[[ GIVEN RECORDS open ]]
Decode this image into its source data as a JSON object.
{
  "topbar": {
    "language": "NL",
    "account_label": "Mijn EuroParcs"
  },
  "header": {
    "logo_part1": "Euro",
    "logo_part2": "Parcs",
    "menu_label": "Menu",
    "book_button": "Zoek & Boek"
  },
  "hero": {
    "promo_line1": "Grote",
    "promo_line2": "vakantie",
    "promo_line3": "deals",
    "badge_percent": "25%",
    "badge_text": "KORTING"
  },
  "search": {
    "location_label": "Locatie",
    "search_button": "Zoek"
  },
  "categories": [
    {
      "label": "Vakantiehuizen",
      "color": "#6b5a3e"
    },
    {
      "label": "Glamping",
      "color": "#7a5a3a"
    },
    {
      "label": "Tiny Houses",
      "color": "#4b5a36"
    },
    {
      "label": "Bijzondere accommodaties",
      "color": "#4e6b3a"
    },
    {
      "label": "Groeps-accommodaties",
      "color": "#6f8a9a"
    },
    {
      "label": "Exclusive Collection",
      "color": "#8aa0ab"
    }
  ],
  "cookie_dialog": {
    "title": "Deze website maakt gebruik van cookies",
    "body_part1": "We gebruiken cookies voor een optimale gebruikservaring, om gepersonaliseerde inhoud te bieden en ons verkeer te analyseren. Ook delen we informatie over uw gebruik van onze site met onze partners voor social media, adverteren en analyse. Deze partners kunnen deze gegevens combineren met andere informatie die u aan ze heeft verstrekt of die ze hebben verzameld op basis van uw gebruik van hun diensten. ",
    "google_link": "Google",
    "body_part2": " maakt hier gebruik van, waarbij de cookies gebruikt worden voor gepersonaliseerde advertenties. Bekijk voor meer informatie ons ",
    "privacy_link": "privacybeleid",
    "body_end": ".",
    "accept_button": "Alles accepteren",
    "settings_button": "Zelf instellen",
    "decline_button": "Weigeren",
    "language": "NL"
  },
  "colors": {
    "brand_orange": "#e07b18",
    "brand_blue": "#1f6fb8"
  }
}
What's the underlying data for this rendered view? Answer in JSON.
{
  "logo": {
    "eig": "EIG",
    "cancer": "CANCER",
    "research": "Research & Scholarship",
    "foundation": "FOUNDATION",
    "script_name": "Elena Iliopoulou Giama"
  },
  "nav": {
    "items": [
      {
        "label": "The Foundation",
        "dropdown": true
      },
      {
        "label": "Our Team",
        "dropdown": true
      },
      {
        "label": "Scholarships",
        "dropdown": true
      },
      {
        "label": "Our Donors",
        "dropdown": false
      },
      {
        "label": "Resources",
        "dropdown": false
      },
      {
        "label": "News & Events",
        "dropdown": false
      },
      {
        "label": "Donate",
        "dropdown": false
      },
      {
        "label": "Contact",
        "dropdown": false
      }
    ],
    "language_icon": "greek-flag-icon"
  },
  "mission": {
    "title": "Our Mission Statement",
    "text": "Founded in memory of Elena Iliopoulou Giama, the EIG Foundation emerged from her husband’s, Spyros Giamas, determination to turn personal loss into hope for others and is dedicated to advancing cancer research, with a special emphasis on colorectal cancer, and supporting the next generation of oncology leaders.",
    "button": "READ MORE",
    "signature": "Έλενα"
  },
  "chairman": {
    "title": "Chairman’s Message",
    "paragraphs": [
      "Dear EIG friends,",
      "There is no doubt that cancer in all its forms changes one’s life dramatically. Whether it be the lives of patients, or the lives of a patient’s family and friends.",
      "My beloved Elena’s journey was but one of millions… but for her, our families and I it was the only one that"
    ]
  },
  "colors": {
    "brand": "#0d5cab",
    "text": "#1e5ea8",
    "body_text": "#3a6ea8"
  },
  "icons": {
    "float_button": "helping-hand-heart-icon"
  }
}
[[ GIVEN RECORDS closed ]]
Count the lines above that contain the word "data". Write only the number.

**RESULT:**
2